Researchers at the Sorbonne University in Paris found lightning that caused volcanic eruptions in what is now Turkey, Peru and Italy. It emitted extreme levels of nitrogen that sparked the first forms of life.
Nitrogen is essential for supporting life on Earth and when combined with lightning, it reacts with oxygen and produces nitrogen oxide which is then released into the soil where it can create and support life.
Samples taken at the three ancient volcanic sites showed that the large amounts of nitrates were atmospheric, meaning that the elements did not come from the volcano, but were brought to the formation by lightning.
Volcanic lightning created a large amount of nitrogen that likely sparked the first forms of life on Earth.
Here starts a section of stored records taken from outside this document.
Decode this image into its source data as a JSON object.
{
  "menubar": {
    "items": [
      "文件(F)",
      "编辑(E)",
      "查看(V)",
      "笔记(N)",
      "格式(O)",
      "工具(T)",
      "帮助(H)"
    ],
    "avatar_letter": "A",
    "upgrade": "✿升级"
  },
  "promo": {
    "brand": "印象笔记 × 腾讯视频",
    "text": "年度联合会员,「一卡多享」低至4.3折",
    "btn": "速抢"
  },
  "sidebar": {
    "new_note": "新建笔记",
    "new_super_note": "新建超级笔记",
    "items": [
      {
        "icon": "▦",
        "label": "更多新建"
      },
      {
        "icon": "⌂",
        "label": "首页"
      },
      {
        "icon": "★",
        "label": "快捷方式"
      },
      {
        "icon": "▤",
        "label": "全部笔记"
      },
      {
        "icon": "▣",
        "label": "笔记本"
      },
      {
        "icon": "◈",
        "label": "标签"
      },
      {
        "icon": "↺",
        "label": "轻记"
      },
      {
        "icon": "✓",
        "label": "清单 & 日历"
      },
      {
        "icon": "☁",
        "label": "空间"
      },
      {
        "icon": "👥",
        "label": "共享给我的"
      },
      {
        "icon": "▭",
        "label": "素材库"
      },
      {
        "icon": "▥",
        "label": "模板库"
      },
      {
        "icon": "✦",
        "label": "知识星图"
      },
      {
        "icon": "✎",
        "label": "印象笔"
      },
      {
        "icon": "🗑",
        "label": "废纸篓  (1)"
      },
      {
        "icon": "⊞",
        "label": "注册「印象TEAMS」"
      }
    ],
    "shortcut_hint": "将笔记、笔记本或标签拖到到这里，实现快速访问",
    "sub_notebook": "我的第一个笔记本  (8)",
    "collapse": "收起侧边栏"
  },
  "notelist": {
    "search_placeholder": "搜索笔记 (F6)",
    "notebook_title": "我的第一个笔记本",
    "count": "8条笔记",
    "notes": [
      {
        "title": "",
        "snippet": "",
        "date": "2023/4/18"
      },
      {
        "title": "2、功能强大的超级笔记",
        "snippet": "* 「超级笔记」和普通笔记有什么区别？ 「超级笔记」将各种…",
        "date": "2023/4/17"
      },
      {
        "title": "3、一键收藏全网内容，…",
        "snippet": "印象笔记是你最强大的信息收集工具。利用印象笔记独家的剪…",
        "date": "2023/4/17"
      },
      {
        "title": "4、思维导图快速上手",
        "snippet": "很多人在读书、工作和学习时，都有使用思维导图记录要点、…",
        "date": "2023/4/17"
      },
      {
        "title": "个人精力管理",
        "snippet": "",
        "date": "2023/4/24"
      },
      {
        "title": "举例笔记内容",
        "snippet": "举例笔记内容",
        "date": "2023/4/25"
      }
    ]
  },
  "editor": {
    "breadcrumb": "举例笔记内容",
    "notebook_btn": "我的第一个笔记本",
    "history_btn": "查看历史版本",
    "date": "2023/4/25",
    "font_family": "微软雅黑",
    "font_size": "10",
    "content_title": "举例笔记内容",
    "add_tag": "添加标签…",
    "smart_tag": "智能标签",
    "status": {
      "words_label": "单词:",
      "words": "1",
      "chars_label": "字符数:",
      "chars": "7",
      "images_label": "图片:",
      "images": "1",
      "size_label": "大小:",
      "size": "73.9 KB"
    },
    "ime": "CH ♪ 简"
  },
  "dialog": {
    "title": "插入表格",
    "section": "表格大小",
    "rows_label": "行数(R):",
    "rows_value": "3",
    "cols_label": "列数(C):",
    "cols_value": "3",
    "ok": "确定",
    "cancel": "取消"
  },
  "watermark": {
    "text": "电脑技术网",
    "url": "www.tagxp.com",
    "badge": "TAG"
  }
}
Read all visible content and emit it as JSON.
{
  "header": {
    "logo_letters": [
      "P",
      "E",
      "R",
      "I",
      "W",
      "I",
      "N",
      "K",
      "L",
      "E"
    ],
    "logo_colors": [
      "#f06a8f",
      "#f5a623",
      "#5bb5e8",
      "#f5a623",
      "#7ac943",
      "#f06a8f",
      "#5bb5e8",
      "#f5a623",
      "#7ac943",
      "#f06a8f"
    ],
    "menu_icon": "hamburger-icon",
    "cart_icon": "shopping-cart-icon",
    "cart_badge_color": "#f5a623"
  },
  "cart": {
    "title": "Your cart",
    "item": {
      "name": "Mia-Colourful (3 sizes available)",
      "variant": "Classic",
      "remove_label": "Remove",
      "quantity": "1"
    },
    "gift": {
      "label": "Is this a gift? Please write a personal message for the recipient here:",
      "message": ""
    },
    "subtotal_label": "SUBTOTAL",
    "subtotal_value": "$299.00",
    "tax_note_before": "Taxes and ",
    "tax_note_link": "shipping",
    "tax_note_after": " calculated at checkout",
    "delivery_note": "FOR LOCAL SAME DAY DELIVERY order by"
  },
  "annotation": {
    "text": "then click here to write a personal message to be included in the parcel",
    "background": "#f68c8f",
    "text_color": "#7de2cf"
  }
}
“If we look at the different possibilities, the most likely thing is that it is a volcanic lightning strike,” said the study’s lead author, Slimane Bekki. new scientist.
“We know that a lot of lightning strikes when a massive volcanic eruption occurs,” he added.
Volcanic lightning usually occurs at the beginning of a volcanic eruption and is found in two places: near the ground in ash clouds and in the plume of volcanic smoke in the second layer of Earth’s atmosphere called the stratosphere.
Bekki and her team visited southern Peru, central Turkey and a volcanic island off the coast of Naples in Italy.
These regions are known to be home to ancient volcanic deposits, and after finding a large amount of nitrates in the soil, they conducted tests that showed that they came from the atmosphere, and not the volcano.
«Indeed, nitrates produced by storms around the world are dispersed on the Earth’s surface, while volcanic deposits are formed locally in a very short period of time and, according to our results, can contain large amounts of N (nitrogen) fixed. , a prerequisite for the development of life,” the scientists wrote in the study, according to the Court News Service.
Volcanic lightning occurs in two places: near the ground in ash clouds and in the plume of volcanic smoke.
Nitrogen is the most common element in Earth’s atmosphere and universe and previous research has shown that, under the right conditions, lightning can form nitrates regardless of whether they were caused by a storm or a volcanic eruption.
However, researchers ruled out that lightning from thunderstorms was the cause of the creation of life due to the small amounts of nitrogen they produce.
“Our findings suggest a unique role that subaerial explosive eruptions may play in providing essential ingredients for the emergence of life on Earth,” the study states.
When the volcanic lightning triggered the formation of nitrogen oxide, it released amino acids into the soil, which is the basis for the creation of ancient microorganisms, according to a separate study. study by researchers from Johns Hopkins and Charles University in the Czech Republic.
“You see the same amino acids in all organisms, from humans to bacteria to archaea, and that’s because all things on Earth are connected through this tree of life that has one origin, one organism which was the ancestor of all living things,” said Stephen Fried, a Johns Hopkins chemist who co-led the research.
“We’re describing the events that determined why that ancestor got the amino acids he got.”
There are multiple theories about how life came to our planet.
But there are three main ideas: life arose from the basic gases and elements of Earth’s first ponds and seas, meteorites brought living things to Earth, and meteorites brought only the basic chemical components of life, not life itself. .
Experts in this field of astrobiology and analytical chemistry told DailyMail.com in December that the most likely explanation is a combination of the first and third theories.
They said that the building blocks of life were brought from space by meteorites, and that they gave rise to life in the primordial soup of the ponds and shallow seas of the early Earth.
However, the recent study revealed the first field evidence that it was not the volcanic eruption itself that created life, but rather the volcanic rays that created enough nitrogen in Earth’s atmosphere.